[Data records for software interfaces]
——

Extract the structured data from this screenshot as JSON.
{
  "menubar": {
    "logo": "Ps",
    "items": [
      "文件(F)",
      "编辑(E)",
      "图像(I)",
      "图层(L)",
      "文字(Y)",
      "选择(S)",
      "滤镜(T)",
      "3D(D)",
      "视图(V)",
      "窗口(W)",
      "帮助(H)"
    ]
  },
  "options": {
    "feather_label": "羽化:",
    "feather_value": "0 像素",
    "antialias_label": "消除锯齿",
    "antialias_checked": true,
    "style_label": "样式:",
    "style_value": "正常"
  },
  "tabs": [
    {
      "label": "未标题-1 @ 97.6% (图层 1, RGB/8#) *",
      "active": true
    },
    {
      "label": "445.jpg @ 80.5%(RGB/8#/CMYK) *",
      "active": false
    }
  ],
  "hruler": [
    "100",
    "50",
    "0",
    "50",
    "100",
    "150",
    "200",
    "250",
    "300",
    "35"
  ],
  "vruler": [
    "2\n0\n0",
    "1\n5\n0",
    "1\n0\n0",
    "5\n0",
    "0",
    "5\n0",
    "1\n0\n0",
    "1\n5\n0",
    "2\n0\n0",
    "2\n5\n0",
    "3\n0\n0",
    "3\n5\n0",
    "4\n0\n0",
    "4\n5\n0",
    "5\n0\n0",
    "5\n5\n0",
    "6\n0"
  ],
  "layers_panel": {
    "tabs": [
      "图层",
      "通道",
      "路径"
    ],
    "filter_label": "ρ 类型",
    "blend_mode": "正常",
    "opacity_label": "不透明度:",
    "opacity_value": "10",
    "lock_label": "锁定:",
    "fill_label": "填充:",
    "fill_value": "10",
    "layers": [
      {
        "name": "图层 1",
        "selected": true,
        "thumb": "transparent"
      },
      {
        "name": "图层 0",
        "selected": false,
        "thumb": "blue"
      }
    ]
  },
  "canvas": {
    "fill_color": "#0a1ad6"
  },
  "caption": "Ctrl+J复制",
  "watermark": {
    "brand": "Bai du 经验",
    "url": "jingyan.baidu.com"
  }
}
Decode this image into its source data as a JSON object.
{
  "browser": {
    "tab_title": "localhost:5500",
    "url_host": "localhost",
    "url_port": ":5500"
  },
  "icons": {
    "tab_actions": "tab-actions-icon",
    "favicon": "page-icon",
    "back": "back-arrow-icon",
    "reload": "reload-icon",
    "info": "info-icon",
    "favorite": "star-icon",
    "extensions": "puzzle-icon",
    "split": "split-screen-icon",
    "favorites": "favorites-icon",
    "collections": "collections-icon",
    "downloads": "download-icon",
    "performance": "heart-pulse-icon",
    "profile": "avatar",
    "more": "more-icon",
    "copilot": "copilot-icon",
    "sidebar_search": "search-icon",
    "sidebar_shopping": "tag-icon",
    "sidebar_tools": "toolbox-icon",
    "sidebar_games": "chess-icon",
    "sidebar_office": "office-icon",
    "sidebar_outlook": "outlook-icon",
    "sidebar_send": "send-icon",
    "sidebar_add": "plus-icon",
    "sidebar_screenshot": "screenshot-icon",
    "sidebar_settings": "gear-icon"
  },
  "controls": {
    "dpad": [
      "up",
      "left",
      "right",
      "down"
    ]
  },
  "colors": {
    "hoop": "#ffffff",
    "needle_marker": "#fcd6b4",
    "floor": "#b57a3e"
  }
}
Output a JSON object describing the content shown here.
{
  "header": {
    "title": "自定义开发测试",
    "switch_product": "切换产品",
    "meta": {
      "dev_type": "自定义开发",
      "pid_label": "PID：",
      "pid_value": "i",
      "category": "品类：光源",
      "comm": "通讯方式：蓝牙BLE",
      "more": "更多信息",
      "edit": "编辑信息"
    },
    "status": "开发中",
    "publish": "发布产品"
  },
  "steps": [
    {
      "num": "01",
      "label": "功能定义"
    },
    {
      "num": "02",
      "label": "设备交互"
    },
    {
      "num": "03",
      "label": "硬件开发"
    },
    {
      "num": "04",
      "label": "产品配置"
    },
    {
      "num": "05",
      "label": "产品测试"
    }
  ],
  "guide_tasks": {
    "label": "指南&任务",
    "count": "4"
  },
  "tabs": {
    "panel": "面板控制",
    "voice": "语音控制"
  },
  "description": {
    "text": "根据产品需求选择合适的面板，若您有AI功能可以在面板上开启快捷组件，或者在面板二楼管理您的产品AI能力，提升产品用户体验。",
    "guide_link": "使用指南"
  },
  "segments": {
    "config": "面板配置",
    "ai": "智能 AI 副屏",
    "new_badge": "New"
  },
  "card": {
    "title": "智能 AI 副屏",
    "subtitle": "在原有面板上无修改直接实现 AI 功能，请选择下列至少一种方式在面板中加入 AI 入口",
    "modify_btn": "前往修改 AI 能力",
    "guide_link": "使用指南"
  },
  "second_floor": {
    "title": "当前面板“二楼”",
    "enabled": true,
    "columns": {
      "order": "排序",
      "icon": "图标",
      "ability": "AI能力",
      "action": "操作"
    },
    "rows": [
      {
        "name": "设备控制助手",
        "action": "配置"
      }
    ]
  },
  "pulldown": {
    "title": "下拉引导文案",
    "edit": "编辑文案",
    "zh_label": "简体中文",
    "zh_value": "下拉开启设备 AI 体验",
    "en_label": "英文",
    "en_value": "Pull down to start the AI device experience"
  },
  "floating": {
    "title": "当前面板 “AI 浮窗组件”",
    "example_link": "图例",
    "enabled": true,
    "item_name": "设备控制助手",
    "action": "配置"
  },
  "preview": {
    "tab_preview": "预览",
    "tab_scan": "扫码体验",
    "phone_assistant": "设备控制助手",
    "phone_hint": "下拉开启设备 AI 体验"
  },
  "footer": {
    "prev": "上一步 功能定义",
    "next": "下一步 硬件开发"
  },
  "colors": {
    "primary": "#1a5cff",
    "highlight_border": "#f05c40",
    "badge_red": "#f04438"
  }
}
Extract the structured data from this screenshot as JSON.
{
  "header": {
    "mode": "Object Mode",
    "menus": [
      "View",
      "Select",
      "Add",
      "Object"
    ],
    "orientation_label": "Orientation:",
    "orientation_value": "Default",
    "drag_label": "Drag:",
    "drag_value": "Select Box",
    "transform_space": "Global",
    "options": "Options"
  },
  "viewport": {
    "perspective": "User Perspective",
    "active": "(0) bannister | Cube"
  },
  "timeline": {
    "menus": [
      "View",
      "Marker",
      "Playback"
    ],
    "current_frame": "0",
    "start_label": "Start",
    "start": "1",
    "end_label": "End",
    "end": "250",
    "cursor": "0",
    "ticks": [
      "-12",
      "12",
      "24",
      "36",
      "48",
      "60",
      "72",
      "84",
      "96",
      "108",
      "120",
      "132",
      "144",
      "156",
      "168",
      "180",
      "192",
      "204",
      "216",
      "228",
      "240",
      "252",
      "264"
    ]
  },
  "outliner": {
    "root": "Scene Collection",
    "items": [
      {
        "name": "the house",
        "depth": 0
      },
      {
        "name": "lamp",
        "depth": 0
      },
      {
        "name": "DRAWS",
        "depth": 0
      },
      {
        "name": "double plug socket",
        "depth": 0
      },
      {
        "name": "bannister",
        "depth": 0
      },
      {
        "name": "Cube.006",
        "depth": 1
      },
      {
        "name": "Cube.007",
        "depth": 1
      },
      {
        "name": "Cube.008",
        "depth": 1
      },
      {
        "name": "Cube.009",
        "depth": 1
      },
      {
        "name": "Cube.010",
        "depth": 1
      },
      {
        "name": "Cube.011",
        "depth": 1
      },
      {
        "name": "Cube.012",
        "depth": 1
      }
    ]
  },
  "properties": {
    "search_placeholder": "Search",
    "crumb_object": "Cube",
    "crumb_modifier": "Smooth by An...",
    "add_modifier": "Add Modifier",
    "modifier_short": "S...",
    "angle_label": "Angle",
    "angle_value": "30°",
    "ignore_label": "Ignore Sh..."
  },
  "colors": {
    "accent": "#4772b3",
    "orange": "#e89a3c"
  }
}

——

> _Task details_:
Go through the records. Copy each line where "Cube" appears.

> _Result_:
    "active": "(0) bannister | Cube"
        "name": "Cube.006",
        "name": "Cube.007",
        "name": "Cube.008",
        "name": "Cube.009",
        "name": "Cube.010",
        "name": "Cube.011",
        "name": "Cube.012",
    "crumb_object": "Cube",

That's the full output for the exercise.